Back to heat experiments
Hmmmm, you've completed an experiment whose results are quite tricky to explain.
Did you find that the hot water froze first? Under some conditions this can happen...
We started with two containers of water, which were identical in shape and held identical amounts of water. The only difference between the two was that the water in one was at a higher (uniform) temperature than the water in the other. Of course, if the hot water had started at 99.9° C, and the cold water at 0.01° C, then clearly under those circumstances, the initially cooler water would have frozen first. However, under some conditions the initially warmer water will freeze first -- if that happens, you have seen the Mpemba effect which describes the phenomenon.
How does it work you might ask? Several ideas have been put forward and no-one really is sure as to which effect plays the biggest role:
1. As the initially warmer water cools to the freezer temperature, it may lose significant amounts of water to evaporation. The reduced mass will make it easier for the warmer water to cool and freeze than the colder water.
2. A convection current may have been setup in the warmer water. As the warmer water cooled it lost heat primarily through the surface of the liquid faster than the colder water. This is due to a great temperature difference between the cold freezer air and the warm water. The water from the bottom of the cup then rose to the water surface, bringing more heat energy to the cold freezer air. As the current is greater in the warmer water than the cold water, a greater amount of liquid got exposed to the cold freezer air. Think of a fan forced oven, circulating the hot air through the oven heats the oven faster than just allowing the air to sit still... bakers have known this over a thousand of years!
More on temperature and water rising or falling
3. The surrounding air around the cups may have more movement around the warmer cup, therefore drawing heat energy away from the warmer cup more effectively.
4. Warm water holds less dissolved gas than cold water. There have been some suggestions that the presence of dissolved gases impede the production of convection currents in the colder water.
5. The cold water may have supercooled, therefore not forming a solid as quick as the hot water.

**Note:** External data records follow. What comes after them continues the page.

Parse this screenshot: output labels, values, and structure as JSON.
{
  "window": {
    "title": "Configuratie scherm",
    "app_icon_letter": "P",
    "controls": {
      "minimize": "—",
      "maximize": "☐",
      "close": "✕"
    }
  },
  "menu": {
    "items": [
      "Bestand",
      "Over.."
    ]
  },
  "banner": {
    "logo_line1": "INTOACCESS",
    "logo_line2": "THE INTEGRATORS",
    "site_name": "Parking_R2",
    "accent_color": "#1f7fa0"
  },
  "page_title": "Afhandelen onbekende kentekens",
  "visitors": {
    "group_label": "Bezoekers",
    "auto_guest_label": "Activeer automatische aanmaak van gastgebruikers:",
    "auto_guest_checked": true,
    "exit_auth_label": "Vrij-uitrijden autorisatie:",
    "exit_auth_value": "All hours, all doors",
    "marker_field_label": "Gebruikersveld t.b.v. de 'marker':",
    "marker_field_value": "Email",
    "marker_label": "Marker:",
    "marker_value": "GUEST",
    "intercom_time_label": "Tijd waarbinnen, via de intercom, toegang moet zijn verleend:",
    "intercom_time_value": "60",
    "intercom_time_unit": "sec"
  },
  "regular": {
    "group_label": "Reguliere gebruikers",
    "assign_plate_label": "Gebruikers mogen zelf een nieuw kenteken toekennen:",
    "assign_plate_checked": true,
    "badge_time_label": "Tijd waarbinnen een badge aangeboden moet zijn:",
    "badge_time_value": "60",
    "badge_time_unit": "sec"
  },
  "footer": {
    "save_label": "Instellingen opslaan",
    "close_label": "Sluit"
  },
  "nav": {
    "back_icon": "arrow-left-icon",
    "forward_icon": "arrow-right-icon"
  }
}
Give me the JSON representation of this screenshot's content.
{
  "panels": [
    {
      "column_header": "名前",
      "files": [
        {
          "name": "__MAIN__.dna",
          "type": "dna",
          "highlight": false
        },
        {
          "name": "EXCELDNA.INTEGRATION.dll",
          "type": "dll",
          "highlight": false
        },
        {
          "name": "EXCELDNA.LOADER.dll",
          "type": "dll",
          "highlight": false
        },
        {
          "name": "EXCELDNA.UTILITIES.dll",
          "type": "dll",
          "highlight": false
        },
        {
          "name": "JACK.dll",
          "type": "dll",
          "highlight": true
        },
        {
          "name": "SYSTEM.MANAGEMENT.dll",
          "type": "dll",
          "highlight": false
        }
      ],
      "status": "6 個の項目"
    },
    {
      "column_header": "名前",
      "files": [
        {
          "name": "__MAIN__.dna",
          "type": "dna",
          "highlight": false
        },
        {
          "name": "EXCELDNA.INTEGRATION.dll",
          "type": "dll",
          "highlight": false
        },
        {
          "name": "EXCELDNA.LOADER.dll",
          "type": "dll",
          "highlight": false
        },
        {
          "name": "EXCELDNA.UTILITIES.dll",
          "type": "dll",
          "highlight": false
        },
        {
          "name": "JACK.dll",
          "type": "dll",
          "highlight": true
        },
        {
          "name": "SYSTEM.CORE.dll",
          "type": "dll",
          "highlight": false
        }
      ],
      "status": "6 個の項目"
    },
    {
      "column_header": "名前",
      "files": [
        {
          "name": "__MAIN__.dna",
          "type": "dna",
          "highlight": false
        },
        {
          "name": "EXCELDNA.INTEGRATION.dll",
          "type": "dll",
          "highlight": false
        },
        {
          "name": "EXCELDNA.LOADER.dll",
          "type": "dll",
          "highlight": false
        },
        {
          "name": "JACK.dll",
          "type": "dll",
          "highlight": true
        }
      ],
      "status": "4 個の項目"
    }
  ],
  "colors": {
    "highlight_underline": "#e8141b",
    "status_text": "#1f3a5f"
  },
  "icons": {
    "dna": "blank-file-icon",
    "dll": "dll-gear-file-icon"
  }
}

Quote: I often put boiling water in the freezer. Then whenever I need boiling water, I simply defrost it. Gracie Allen.